First, you will assemble and/or set up your machine. Official instructions are currently available as:
Second, download and install the Carbide Motion Machine Control Software: http://docs.carbide3d.com/assembly/carbidemotion/userguide/ and run Hello World.
Lastly use the machine to make Projects of suitable materials (clamped in place w/ a suitable workholding technique) using your choice of software (one tool for this is Carbide Create). Note that one should test and prove out the machine, the CAD/CAM file and feeds and speeds systematically. Start by cutting in foam or some similar material, progress to making cuts in scrap or inexpensive materials. Only commit to using expensive materials when confident of everything working correctly.
The classic first project is a coaster:
Note that cutting requires on to define "toolpaths" which they machine will follow. As the name implies, these are paths of motion which the machine will follow so as to move the tool where it should cut. Usually defined in a DXF or SVG file (see File Formats they must be vector / outline descriptions of geometry (merely placing a pixel image in a vector editor and re-saving won't work). Pixel images may be used directly using CAM tools such as F-Engrave or MeshCAM which support that, otherwise they must be auto-traced or re-drawn as discussed on the CAD page.
About these pages
- Parts --- Overview of different parts and components, additional information on: Belts and Pulleys, Electronics, Microcontroller, Stepper Motors, Spindle Options and Mounts and Endmills
- Using Your Machine --- Workflow, Calibration and Squaring the Machine, Fine Tuning, Workholding
- Gallery --- Hello World
Much information about the original machines is still present here and has been archived (see Shapeoko 2 and ShapeOko 1 Build Instructions in the sidebar) and these pages serve as a catch-all for anything not covered at Carbide 3D (the official company page, blog, shop pages, and documentation), the Carbide 3D Customer Projects Gallery and Project Gallery, and SO2 assembly instructions hosted on github.com) and the Carbide 3D community forums and Shapeoko user forums.

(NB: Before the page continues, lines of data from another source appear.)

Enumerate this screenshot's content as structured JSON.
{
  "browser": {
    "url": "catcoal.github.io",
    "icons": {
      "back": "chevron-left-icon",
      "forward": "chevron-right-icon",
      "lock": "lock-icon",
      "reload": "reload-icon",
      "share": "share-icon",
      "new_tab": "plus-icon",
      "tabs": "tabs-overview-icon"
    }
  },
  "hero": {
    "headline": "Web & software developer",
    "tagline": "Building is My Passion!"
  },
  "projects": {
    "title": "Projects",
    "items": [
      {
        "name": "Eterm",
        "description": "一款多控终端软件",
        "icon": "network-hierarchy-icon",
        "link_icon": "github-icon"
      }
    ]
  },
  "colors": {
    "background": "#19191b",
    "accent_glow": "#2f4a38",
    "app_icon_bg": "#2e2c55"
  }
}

ShapeOko is now made in partnership w/ Carbide 3D which also makes the Nomad 883, a smaller, enclosed machine w/ a custom spindle. See https://3dwarehouse.sketchup.com/model/424b8073-f8ff-4972-a411-ee5b4b00759c/Nomad-883-Pro and https://trello.com/b/hqyIBPYR/carbide3d-nomad-cheatsheet